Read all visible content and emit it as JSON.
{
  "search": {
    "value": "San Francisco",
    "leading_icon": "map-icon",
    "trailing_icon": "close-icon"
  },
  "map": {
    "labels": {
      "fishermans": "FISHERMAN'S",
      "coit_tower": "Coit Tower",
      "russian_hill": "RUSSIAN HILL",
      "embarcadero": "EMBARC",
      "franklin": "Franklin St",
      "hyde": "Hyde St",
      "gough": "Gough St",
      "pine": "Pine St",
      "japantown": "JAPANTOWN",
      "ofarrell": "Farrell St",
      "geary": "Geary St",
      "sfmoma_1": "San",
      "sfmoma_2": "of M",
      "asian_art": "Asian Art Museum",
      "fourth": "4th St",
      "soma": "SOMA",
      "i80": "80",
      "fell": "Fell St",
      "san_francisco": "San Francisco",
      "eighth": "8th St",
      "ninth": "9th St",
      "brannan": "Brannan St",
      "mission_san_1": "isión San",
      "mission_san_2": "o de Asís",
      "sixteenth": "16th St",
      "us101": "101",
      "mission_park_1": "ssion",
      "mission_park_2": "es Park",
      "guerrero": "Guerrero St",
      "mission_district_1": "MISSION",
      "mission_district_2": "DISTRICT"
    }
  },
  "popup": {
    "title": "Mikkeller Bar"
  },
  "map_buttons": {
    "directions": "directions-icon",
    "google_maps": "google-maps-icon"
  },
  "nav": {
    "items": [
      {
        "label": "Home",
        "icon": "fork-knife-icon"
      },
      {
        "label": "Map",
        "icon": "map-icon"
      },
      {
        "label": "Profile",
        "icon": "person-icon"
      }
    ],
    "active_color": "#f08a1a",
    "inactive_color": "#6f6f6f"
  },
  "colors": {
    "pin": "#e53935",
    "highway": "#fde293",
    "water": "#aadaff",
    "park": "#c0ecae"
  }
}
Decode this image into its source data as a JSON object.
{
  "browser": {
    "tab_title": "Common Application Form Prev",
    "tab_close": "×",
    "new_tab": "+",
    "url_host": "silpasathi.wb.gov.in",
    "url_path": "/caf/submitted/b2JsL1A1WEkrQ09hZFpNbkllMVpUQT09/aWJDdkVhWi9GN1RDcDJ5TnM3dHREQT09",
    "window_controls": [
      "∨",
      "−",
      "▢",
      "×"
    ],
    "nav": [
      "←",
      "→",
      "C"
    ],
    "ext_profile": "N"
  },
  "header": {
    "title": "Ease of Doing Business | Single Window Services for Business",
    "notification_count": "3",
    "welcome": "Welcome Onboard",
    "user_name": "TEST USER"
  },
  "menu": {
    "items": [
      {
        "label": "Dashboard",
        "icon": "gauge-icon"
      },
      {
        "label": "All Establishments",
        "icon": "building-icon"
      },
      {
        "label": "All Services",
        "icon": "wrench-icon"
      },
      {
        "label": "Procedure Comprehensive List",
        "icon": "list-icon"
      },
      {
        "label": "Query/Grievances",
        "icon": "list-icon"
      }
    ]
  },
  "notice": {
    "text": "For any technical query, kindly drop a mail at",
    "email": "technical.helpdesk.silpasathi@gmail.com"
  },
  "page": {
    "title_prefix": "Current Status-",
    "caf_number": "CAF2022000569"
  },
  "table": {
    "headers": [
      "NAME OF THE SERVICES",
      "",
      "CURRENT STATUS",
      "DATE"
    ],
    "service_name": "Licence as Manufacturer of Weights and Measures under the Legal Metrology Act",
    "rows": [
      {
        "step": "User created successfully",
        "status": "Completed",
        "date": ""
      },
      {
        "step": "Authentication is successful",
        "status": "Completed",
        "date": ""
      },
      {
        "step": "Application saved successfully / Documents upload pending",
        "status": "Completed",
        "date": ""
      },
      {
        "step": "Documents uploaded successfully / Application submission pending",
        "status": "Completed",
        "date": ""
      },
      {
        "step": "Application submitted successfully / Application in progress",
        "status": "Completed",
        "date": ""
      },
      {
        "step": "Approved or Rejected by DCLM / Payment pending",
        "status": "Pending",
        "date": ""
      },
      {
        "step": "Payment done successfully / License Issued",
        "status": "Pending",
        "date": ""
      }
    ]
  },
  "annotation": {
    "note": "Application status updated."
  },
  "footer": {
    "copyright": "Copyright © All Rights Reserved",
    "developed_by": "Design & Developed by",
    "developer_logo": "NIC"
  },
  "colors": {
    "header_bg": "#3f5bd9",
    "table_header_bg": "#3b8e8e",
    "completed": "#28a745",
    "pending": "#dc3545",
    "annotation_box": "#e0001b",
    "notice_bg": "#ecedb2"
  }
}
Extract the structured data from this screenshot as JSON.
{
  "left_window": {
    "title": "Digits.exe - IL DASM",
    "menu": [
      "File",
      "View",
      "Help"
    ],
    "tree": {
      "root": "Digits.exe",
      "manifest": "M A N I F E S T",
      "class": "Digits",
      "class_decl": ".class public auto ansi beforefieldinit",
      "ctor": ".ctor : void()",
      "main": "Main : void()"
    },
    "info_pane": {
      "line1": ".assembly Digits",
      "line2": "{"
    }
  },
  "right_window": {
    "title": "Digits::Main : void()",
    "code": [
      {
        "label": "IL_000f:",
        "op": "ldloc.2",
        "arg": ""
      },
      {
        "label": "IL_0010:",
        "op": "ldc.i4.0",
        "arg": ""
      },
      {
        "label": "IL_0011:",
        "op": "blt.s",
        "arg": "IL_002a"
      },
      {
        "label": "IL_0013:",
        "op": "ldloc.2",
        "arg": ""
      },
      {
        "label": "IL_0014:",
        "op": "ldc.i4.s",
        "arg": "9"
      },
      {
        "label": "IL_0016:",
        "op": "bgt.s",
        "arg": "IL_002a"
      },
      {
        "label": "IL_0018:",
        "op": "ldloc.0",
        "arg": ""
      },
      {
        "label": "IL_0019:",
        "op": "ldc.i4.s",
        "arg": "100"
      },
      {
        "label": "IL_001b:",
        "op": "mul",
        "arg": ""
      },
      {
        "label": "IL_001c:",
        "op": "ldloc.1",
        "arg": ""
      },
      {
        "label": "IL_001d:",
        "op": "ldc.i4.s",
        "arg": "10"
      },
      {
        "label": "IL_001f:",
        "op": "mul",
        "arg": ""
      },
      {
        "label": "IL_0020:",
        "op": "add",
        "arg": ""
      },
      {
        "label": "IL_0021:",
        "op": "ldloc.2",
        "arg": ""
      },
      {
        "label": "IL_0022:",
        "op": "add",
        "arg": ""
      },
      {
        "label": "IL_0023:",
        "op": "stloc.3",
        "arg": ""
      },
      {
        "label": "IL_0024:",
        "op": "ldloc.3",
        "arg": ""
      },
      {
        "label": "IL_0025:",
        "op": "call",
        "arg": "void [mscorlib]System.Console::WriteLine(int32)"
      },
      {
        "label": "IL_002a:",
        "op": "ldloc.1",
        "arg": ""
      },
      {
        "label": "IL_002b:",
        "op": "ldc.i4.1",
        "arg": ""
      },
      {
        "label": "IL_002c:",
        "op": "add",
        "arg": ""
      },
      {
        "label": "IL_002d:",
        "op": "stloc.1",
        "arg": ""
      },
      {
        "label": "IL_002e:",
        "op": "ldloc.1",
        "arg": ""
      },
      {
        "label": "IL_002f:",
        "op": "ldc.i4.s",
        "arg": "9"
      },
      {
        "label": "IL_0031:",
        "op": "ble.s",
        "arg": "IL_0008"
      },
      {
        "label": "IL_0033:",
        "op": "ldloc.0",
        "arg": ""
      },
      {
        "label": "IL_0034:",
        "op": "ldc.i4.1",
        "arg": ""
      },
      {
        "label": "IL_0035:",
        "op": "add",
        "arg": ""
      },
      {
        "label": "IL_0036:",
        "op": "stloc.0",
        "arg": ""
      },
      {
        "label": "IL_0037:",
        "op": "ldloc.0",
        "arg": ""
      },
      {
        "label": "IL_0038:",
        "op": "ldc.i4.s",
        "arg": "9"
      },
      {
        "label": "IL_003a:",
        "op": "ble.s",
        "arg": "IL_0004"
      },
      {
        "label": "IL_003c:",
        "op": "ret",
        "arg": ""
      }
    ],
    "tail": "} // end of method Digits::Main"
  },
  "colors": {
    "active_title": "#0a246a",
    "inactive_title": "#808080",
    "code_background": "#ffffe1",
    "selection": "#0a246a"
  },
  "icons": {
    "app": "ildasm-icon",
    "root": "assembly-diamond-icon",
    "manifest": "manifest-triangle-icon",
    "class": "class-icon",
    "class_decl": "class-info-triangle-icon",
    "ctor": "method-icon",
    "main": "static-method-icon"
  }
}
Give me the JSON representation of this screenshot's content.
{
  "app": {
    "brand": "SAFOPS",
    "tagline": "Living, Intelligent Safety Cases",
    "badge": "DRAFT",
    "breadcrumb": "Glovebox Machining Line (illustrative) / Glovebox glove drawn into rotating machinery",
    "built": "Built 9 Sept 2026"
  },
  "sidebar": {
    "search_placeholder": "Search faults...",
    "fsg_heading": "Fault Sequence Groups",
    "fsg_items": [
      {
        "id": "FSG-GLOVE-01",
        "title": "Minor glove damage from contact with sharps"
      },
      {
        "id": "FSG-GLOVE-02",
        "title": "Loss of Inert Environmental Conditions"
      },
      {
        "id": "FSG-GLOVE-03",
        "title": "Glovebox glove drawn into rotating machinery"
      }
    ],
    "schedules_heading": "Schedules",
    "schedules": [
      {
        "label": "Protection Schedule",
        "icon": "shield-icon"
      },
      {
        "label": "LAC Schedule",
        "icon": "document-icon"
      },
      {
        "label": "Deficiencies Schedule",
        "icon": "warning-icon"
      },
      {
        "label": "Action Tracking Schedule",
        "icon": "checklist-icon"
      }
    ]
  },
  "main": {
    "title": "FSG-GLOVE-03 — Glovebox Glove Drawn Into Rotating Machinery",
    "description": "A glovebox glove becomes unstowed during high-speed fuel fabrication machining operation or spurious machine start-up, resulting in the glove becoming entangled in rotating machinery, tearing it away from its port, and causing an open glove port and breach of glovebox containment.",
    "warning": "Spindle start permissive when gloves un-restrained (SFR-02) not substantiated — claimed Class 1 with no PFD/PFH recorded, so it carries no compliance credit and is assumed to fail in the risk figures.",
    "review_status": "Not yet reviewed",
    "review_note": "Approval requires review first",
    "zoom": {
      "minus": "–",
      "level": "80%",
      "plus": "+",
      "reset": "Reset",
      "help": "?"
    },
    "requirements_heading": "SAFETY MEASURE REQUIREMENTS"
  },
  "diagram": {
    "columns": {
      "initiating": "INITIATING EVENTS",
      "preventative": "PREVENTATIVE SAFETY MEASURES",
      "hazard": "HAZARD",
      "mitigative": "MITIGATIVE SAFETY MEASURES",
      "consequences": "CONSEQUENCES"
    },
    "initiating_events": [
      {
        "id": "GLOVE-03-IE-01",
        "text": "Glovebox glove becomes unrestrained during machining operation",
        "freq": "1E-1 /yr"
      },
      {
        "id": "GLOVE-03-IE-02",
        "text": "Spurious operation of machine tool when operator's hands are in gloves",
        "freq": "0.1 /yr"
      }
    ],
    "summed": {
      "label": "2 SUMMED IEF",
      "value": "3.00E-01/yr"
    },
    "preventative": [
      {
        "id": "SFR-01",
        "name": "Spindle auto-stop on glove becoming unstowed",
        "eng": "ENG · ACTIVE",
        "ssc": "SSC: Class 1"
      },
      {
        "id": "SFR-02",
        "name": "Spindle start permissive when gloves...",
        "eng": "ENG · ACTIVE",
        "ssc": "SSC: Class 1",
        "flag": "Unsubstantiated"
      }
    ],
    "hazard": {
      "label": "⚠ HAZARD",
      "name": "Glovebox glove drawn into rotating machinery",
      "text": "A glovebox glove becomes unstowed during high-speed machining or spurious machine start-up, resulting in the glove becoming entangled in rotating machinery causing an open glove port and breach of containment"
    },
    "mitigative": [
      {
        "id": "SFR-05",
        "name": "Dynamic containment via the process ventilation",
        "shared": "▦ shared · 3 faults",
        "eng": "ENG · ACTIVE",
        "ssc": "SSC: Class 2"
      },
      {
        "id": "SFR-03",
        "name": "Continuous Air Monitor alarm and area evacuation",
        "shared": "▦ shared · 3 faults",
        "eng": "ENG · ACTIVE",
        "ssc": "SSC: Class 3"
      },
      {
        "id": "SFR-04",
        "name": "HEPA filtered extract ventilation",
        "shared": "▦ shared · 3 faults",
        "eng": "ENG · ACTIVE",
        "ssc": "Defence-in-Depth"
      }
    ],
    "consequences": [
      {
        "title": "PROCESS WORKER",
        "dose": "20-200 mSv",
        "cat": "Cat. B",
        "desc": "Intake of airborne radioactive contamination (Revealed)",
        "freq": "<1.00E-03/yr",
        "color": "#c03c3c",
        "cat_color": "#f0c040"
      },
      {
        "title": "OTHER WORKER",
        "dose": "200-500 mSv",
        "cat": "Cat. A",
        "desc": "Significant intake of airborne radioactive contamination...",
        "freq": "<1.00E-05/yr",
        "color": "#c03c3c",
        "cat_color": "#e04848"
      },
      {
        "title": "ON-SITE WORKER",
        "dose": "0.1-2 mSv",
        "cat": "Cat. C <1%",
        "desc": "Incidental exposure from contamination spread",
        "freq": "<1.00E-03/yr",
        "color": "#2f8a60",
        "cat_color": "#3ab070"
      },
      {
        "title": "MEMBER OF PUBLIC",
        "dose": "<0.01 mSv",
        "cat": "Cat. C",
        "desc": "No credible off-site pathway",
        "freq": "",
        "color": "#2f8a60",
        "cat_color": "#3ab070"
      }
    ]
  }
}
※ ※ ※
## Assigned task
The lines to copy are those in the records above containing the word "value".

## Answer to this task
    "value": "San Francisco",
      "value": "3.00E-01/yr"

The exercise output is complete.